▶ **Work to be completed**
In the answer, every entry must appear exactly as given.

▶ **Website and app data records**
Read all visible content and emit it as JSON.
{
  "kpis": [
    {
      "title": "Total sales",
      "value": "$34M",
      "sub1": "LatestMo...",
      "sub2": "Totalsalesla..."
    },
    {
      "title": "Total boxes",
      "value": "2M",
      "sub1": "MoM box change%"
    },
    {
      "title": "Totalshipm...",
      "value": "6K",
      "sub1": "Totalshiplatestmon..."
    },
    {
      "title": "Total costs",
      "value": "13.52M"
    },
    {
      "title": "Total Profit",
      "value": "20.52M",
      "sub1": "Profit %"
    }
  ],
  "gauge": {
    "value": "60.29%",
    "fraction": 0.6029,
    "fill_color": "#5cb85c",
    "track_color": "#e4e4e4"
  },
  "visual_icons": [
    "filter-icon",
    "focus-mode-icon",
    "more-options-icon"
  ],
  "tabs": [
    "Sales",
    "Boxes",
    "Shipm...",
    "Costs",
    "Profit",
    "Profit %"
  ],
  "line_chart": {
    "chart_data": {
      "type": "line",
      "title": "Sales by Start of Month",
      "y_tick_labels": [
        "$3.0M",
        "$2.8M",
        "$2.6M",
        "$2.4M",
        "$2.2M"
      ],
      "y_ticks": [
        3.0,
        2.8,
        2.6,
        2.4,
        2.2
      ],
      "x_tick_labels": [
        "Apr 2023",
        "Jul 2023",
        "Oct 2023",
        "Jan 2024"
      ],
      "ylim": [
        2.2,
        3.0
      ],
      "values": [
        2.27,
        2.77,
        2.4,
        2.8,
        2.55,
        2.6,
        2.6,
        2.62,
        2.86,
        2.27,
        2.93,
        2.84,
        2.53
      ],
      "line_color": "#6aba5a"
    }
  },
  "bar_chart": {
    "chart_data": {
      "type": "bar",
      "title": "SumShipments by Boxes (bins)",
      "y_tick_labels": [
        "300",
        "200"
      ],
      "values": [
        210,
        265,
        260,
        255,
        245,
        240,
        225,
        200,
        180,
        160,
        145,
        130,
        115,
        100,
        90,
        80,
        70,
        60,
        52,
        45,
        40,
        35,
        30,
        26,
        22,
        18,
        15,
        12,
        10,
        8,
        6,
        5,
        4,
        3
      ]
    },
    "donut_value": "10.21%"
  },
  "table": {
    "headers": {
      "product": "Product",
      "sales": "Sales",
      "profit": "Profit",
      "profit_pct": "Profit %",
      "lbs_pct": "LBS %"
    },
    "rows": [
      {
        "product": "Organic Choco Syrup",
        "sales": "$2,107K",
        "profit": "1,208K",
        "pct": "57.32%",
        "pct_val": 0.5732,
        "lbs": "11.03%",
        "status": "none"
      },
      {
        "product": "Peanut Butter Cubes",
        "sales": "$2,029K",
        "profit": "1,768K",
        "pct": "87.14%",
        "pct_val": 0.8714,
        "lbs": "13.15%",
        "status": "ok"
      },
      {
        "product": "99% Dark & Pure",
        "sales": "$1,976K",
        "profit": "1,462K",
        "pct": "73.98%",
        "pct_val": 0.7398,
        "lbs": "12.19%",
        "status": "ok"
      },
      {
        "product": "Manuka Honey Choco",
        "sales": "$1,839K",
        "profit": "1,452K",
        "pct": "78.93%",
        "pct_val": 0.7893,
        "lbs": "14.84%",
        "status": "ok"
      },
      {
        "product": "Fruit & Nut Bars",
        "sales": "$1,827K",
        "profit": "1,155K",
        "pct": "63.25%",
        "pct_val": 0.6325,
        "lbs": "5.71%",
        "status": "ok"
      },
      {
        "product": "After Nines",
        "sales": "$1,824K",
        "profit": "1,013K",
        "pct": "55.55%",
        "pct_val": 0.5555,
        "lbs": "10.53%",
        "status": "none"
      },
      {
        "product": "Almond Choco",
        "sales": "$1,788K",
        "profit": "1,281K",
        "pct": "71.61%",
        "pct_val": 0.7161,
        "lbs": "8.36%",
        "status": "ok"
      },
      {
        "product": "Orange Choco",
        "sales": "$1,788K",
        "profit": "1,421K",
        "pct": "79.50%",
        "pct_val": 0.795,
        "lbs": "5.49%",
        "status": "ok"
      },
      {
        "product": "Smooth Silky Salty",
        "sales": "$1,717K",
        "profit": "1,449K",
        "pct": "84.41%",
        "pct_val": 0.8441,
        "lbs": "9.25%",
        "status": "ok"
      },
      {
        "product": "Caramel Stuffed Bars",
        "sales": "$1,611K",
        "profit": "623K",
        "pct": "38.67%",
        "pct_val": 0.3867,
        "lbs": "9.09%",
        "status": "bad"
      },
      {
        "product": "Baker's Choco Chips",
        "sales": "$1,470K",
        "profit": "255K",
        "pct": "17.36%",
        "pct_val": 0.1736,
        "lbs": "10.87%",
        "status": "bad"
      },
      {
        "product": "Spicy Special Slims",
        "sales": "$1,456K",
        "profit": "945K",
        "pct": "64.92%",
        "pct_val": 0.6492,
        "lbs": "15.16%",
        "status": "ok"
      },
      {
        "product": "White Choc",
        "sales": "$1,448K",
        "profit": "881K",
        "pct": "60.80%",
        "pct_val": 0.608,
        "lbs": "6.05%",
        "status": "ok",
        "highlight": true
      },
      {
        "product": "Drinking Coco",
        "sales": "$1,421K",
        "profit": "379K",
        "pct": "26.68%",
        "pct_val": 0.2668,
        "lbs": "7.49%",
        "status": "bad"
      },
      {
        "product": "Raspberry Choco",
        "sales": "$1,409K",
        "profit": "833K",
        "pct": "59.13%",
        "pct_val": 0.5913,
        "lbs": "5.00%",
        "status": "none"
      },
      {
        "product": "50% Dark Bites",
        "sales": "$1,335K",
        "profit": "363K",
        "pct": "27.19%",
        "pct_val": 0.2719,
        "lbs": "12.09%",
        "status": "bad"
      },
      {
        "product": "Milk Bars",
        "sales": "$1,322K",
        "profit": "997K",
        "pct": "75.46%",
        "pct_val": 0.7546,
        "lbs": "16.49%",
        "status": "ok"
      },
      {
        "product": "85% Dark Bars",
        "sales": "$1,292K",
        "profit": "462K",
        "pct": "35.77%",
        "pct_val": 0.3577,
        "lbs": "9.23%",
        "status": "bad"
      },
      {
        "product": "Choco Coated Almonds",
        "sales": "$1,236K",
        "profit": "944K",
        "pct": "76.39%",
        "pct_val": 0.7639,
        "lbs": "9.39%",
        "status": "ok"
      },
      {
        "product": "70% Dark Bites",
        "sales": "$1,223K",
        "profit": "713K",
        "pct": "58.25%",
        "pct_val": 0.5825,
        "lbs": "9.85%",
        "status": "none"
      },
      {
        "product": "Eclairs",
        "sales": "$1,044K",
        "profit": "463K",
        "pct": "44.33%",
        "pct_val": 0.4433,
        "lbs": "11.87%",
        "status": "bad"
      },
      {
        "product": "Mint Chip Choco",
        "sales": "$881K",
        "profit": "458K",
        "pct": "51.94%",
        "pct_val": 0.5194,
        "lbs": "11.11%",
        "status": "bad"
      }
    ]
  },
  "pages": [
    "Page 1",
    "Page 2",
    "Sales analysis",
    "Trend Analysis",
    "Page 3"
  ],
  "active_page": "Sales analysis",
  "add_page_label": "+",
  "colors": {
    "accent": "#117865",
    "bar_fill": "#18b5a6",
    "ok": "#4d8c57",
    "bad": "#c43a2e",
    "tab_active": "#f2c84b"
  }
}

▶ **Answer to the problem**
Read all visible content and emit it as JSON.
{
  "kpis": [
    {
      "title": "Total sales",
      "value": "$34M",
      "sub1": "LatestMo...",
      "sub2": "Totalsalesla..."
    },
    {
      "title": "Total boxes",
      "value": "2M",
      "sub1": "MoM box change%"
    },
    {
      "title": "Totalshipm...",
      "value": "6K",
      "sub1": "Totalshiplatestmon..."
    },
    {
      "title": "Total costs",
      "value": "13.52M"
    },
    {
      "title": "Total Profit",
      "value": "20.52M",
      "sub1": "Profit %"
    }
  ],
  "gauge": {
    "value": "60.29%",
    "fraction": 0.6029,
    "fill_color": "#5cb85c",
    "track_color": "#e4e4e4"
  },
  "visual_icons": [
    "filter-icon",
    "focus-mode-icon",
    "more-options-icon"
  ],
  "tabs": [
    "Sales",
    "Boxes",
    "Shipm...",
    "Costs",
    "Profit",
    "Profit %"
  ],
  "line_chart": {
    "chart_data": {
      "type": "line",
      "title": "Sales by Start of Month",
      "y_tick_labels": [
        "$3.0M",
        "$2.8M",
        "$2.6M",
        "$2.4M",
        "$2.2M"
      ],
      "y_ticks": [
        3.0,
        2.8,
        2.6,
        2.4,
        2.2
      ],
      "x_tick_labels": [
        "Apr 2023",
        "Jul 2023",
        "Oct 2023",
        "Jan 2024"
      ],
      "ylim": [
        2.2,
        3.0
      ],
      "values": [
        2.27,
        2.77,
        2.4,
        2.8,
        2.55,
        2.6,
        2.6,
        2.62,
        2.86,
        2.27,
        2.93,
        2.84,
        2.53
      ],
      "line_color": "#6aba5a"
    }
  },
  "bar_chart": {
    "chart_data": {
      "type": "bar",
      "title": "SumShipments by Boxes (bins)",
      "y_tick_labels": [
        "300",
        "200"
      ],
      "values": [
        210,
        265,
        260,
        255,
        245,
        240,
        225,
        200,
        180,
        160,
        145,
        130,
        115,
        100,
        90,
        80,
        70,
        60,
        52,
        45,
        40,
        35,
        30,
        26,
        22,
        18,
        15,
        12,
        10,
        8,
        6,
        5,
        4,
        3
      ]
    },
    "donut_value": "10.21%"
  },
  "table": {
    "headers": {
      "product": "Product",
      "sales": "Sales",
      "profit": "Profit",
      "profit_pct": "Profit %",
      "lbs_pct": "LBS %"
    },
    "rows": [
      {
        "product": "Organic Choco Syrup",
        "sales": "$2,107K",
        "profit": "1,208K",
        "pct": "57.32%",
        "pct_val": 0.5732,
        "lbs": "11.03%",
        "status": "none"
      },
      {
        "product": "Peanut Butter Cubes",
        "sales": "$2,029K",
        "profit": "1,768K",
        "pct": "87.14%",
        "pct_val": 0.8714,
        "lbs": "13.15%",
        "status": "ok"
      },
      {
        "product": "99% Dark & Pure",
        "sales": "$1,976K",
        "profit": "1,462K",
        "pct": "73.98%",
        "pct_val": 0.7398,
        "lbs": "12.19%",
        "status": "ok"
      },
      {
        "product": "Manuka Honey Choco",
        "sales": "$1,839K",
        "profit": "1,452K",
        "pct": "78.93%",
        "pct_val": 0.7893,
        "lbs": "14.84%",
        "status": "ok"
      },
      {
        "product": "Fruit & Nut Bars",
        "sales": "$1,827K",
        "profit": "1,155K",
        "pct": "63.25%",
        "pct_val": 0.6325,
        "lbs": "5.71%",
        "status": "ok"
      },
      {
        "product": "After Nines",
        "sales": "$1,824K",
        "profit": "1,013K",
        "pct": "55.55%",
        "pct_val": 0.5555,
        "lbs": "10.53%",
        "status": "none"
      },
      {
        "product": "Almond Choco",
        "sales": "$1,788K",
        "profit": "1,281K",
        "pct": "71.61%",
        "pct_val": 0.7161,
        "lbs": "8.36%",
        "status": "ok"
      },
      {
        "product": "Orange Choco",
        "sales": "$1,788K",
        "profit": "1,421K",
        "pct": "79.50%",
        "pct_val": 0.795,
        "lbs": "5.49%",
        "status": "ok"
      },
      {
        "product": "Smooth Silky Salty",
        "sales": "$1,717K",
        "profit": "1,449K",
        "pct": "84.41%",
        "pct_val": 0.8441,
        "lbs": "9.25%",
        "status": "ok"
      },
      {
        "product": "Caramel Stuffed Bars",
        "sales": "$1,611K",
        "profit": "623K",
        "pct": "38.67%",
        "pct_val": 0.3867,
        "lbs": "9.09%",
        "status": "bad"
      },
      {
        "product": "Baker's Choco Chips",
        "sales": "$1,470K",
        "profit": "255K",
        "pct": "17.36%",
        "pct_val": 0.1736,
        "lbs": "10.87%",
        "status": "bad"
      },
      {
        "product": "Spicy Special Slims",
        "sales": "$1,456K",
        "profit": "945K",
        "pct": "64.92%",
        "pct_val": 0.6492,
        "lbs": "15.16%",
        "status": "ok"
      },
      {
        "product": "White Choc",
        "sales": "$1,448K",
        "profit": "881K",
        "pct": "60.80%",
        "pct_val": 0.608,
        "lbs": "6.05%",
        "status": "ok",
        "highlight": true
      },
      {
        "product": "Drinking Coco",
        "sales": "$1,421K",
        "profit": "379K",
        "pct": "26.68%",
        "pct_val": 0.2668,
        "lbs": "7.49%",
        "status": "bad"
      },
      {
        "product": "Raspberry Choco",
        "sales": "$1,409K",
        "profit": "833K",
        "pct": "59.13%",
        "pct_val": 0.5913,
        "lbs": "5.00%",
        "status": "none"
      },
      {
        "product": "50% Dark Bites",
        "sales": "$1,335K",
        "profit": "363K",
        "pct": "27.19%",
        "pct_val": 0.2719,
        "lbs": "12.09%",
        "status": "bad"
      },
      {
        "product": "Milk Bars",
        "sales": "$1,322K",
        "profit": "997K",
        "pct": "75.46%",
        "pct_val": 0.7546,
        "lbs": "16.49%",
        "status": "ok"
      },
      {
        "product": "85% Dark Bars",
        "sales": "$1,292K",
        "profit": "462K",
        "pct": "35.77%",
        "pct_val": 0.3577,
        "lbs": "9.23%",
        "status": "bad"
      },
      {
        "product": "Choco Coated Almonds",
        "sales": "$1,236K",
        "profit": "944K",
        "pct": "76.39%",
        "pct_val": 0.7639,
        "lbs": "9.39%",
        "status": "ok"
      },
      {
        "product": "70% Dark Bites",
        "sales": "$1,223K",
        "profit": "713K",
        "pct": "58.25%",
        "pct_val": 0.5825,
        "lbs": "9.85%",
        "status": "none"
      },
      {
        "product": "Eclairs",
        "sales": "$1,044K",
        "profit": "463K",
        "pct": "44.33%",
        "pct_val": 0.4433,
        "lbs": "11.87%",
        "status": "bad"
      },
      {
        "product": "Mint Chip Choco",
        "sales": "$881K",
        "profit": "458K",
        "pct": "51.94%",
        "pct_val": 0.5194,
        "lbs": "11.11%",
        "status": "bad"
      }
    ]
  },
  "pages": [
    "Page 1",
    "Page 2",
    "Sales analysis",
    "Trend Analysis",
    "Page 3"
  ],
  "active_page": "Sales analysis",
  "add_page_label": "+",
  "colors": {
    "accent": "#117865",
    "bar_fill": "#18b5a6",
    "ok": "#4d8c57",
    "bad": "#c43a2e",
    "tab_active": "#f2c84b"
  }
}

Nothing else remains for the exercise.